### Input records
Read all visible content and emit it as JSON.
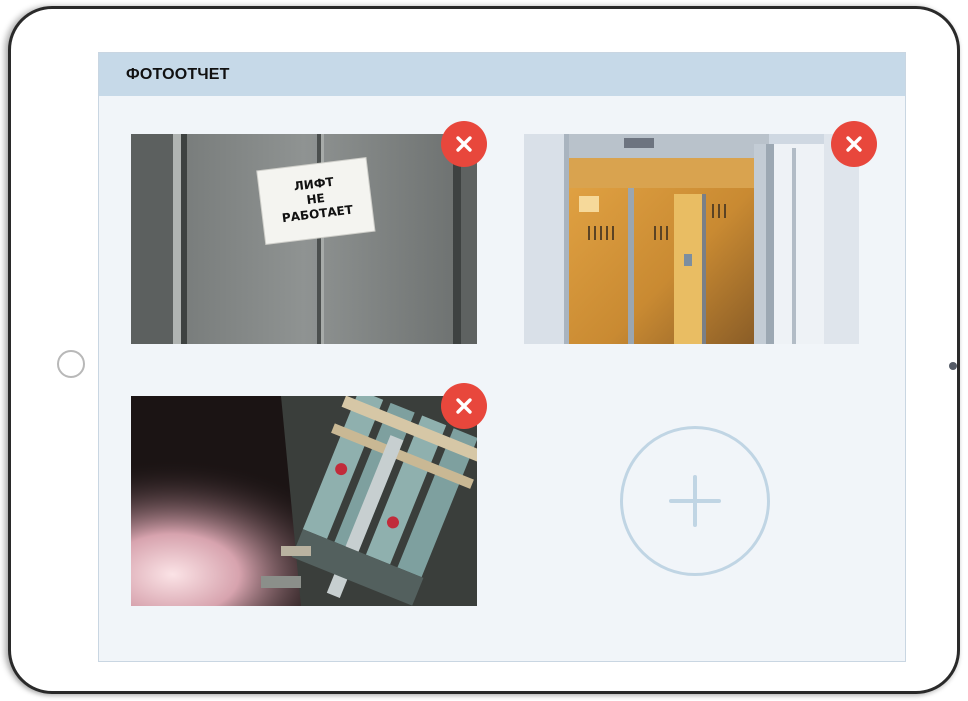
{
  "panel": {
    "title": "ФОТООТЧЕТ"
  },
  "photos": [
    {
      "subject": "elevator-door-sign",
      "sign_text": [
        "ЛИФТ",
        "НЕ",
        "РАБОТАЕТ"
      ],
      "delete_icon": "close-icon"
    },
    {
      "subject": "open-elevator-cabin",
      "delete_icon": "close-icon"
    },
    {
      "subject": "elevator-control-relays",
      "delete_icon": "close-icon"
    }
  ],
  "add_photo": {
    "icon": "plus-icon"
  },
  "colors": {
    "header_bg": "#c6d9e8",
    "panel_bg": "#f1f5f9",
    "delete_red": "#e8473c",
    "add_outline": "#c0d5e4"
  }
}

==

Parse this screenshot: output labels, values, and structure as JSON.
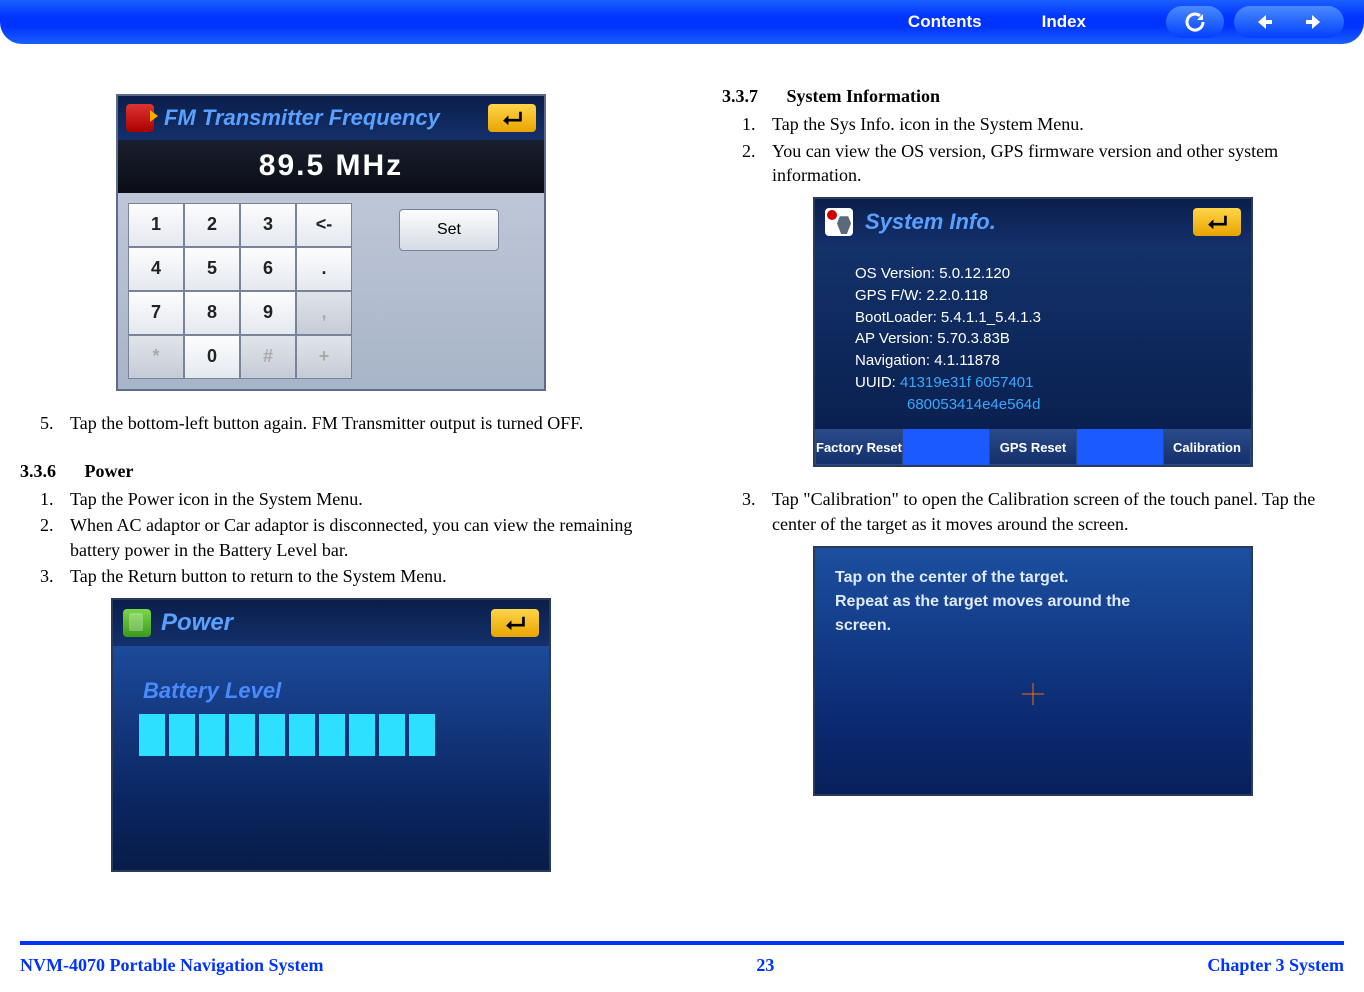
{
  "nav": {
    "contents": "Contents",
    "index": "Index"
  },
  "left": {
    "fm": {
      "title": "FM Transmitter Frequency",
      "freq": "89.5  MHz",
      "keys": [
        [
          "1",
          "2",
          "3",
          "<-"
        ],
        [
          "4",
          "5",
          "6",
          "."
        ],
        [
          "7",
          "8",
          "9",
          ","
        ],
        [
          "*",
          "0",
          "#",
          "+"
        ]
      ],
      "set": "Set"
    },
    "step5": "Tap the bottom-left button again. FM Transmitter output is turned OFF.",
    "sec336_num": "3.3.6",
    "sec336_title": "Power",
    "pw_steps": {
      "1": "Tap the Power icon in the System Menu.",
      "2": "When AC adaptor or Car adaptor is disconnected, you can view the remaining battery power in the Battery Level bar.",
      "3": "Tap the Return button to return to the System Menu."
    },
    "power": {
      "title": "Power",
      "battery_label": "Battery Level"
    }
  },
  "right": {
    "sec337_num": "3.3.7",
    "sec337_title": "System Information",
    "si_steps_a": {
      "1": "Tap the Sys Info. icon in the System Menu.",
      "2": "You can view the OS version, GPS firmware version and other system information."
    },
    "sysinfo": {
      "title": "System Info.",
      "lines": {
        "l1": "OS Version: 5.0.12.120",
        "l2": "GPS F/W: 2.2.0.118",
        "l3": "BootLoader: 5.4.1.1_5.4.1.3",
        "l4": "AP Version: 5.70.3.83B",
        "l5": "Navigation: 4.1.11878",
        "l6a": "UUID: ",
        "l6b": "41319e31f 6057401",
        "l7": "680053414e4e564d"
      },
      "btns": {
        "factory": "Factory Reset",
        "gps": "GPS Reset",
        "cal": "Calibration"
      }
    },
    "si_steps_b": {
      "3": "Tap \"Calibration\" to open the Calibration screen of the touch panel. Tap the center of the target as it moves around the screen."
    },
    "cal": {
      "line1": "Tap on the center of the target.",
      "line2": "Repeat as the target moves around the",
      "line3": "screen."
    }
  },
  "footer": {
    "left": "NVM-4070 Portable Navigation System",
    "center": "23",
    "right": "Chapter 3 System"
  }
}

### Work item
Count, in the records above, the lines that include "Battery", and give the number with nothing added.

### Result of the task
2